  • Tell me about yourself.
  • Tell me about a recent project.
  • What do you love most about writing?
  • Tell me about your writing process.
  • What do you do in your free time?

Prepare questions for the interviewer. This shows your industry knowledge, and also it reminds them that they are being interviewed as well. You must decide if you want the position if it is offered. Typical questions to ask include:

  • What will a successful year look like for this position?
  • Why is the position open?
  • How do you train new writers?
  • When are you looking to make a hiring decision?

Arrive early. If you are not early than you are late. Don’t make a bad first impression.

Dress Professionally. Here are some tips for what to wear for the job interview.

Take Notes. You may not remember everything that was discussed during the interview. Take brief notes for reminders once you get home.
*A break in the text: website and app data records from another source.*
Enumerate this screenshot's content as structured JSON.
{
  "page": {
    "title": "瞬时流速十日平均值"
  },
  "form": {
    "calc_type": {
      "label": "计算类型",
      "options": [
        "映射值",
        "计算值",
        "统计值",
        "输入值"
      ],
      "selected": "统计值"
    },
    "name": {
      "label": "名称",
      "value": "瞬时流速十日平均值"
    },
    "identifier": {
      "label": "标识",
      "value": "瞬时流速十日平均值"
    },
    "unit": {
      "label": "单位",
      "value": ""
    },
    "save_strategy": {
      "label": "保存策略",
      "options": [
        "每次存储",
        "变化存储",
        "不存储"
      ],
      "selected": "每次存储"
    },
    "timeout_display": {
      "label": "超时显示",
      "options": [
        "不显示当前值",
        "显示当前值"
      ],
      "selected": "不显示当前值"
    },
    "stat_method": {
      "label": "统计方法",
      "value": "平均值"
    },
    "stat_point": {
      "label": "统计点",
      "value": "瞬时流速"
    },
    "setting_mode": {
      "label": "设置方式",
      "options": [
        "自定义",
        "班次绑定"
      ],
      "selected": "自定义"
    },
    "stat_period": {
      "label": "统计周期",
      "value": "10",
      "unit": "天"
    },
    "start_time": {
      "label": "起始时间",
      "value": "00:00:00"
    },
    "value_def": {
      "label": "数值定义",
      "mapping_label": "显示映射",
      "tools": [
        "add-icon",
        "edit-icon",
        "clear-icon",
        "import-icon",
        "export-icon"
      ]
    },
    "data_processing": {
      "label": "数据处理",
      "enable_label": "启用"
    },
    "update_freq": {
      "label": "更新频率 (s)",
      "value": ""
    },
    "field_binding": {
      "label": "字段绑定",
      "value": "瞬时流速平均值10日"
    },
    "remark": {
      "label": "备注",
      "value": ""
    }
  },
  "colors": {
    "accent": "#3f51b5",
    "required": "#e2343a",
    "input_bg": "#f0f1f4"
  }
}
Send a ‘Thank You’ note. After the interview send an email or mail a note to thank the interviewer for their time.

Must-Do Writing Tips to Establish Yourself as a Professional Writer

The leap from writing your first article to calling yourself a professional writer can seem vast, but there are a number of small steps along the way that add up to a successful career.
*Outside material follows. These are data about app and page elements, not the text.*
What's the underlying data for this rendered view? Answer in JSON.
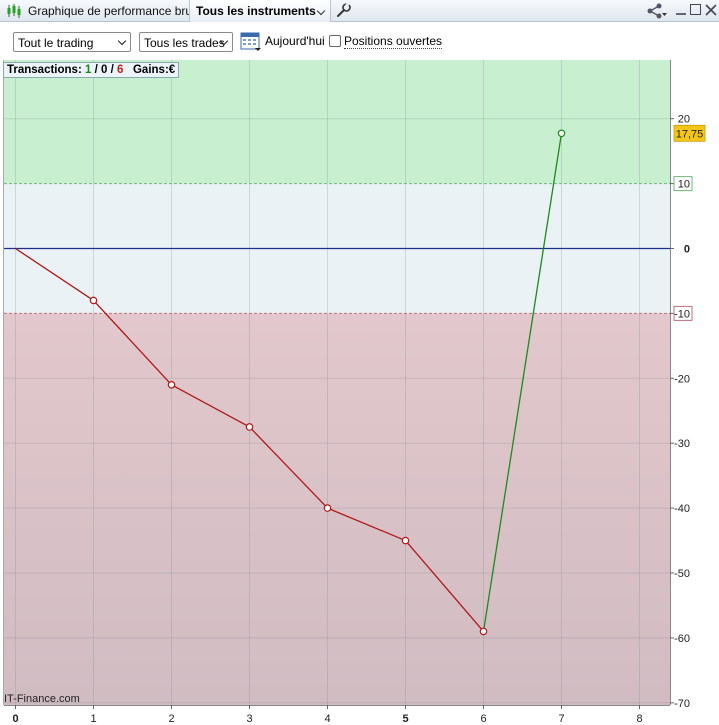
{
  "window": {
    "title": "Graphique de performance brute",
    "instrument_selector": "Tous les instruments",
    "icons": [
      "candlestick-icon",
      "wrench-icon",
      "share-icon",
      "minimize-icon",
      "maximize-icon",
      "close-icon"
    ]
  },
  "toolbar": {
    "trading_filter": "Tout le trading",
    "trades_filter": "Tous les trades",
    "date_label": "Aujourd'hui",
    "open_positions_label": "Positions ouvertes",
    "open_positions_checked": false
  },
  "summary": {
    "label": "Transactions:",
    "winning": "1",
    "neutral": "0",
    "losing": "6",
    "separator": " / ",
    "gains_label": "Gains:",
    "currency": "€"
  },
  "watermark": "IT-Finance.com",
  "chart_data": {
    "type": "line",
    "x": [
      0,
      1,
      2,
      3,
      4,
      5,
      6,
      7
    ],
    "y": [
      0,
      -8,
      -21,
      -27.5,
      -40,
      -45,
      -59,
      17.75
    ],
    "xlim": [
      0,
      8.3
    ],
    "ylim": [
      -70,
      30
    ],
    "x_ticks": [
      "0",
      "1",
      "2",
      "3",
      "4",
      "5",
      "6",
      "7",
      "8"
    ],
    "y_ticks": [
      "20",
      "10",
      "0",
      "-10",
      "-20",
      "-30",
      "-40",
      "-50",
      "-60",
      "-70"
    ],
    "last_value_label": "17,75",
    "bands": {
      "upper_threshold": 10,
      "lower_threshold": -10,
      "upper_color": "#c8efd0",
      "middle_color": "#eaf2f6",
      "lower_color": "#dcc2c6"
    },
    "colors": {
      "loss_segment": "#b01818",
      "gain_segment": "#1c8a1c",
      "zero_line": "#1a2f8a",
      "label_highlight": "#f5c518"
    },
    "grid": true
  }
}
  1. Write. A lot.Just like any other skill, writing takes practice. The more you do it, the better and more efficient you will become—which often makes the difference between earning and losing money on a project. Set up a routine for yourself in which you write everyday. Soon, you won’t waste time staring at a blank screen—you’ll be in the habit of sitting down and getting straight to work.
  2. Define your expertise.Often the only way to know what you’re good at is to try it. You can gather experience and figure out what you like by completing assigned projects as part of a graduate program in writing, by volunteering your services, and by self-assigning writing challenges. If you think you might like grant writing, try putting together a grant proposal for a nonprofit organization you’re passionate about. If you want to try technical writing, see if you can pair with a local software developer to create documentation for one of their projects.
  3. Find feedback and support.One of the best and most straightforward ways to find what you need as a budding writer is to enroll in a graduate program, which offers two key things most writers need: deadlines and feedback. You’ll gain discipline and the invaluable benefit of constructive criticism.
  4. Build a community.Gaining a community of other writers and members of your industry can be a game-changer. Try joining a writing group or professional organization, attending author readings and events, enrolling in writing workshops, going to conferences, etc. The people you connect with will become your professional network.
  5. Create a writing portfolio.Nothing says “professional” like a well-crafted writing portfolio. It won’t be the first step in your journey, but it will be a vital part of establishing yourself.
  6. Make your online presence known.It’s not just your writing portfolio that counts, but your blog, LinkedIn profile, social media accounts, etc. Create a consistently professional brand for yourself as a writer and publicize it.
  7. Put yourself out there.Unless you’re extremely lucky, writing work does not fall into your lap. You must actively pursue it. This means, that in addition to writing everyday, you should be answering calls for submissions, entering contests, and pitching your story ideas to editors.
  8. Volunteer selectively.Everyone likes to earn cash, but sometimes offering your services for free can pay dividends, especially if it allows you to gain valuable experience.
  9. Own it.Once you’ve put in the time and gained the confidence, don’t be afraid to take ownership of the empowering phrase: “I’m a professional writer.” And don’t forget to pay the goodwill forward by helping other new writers get into the game.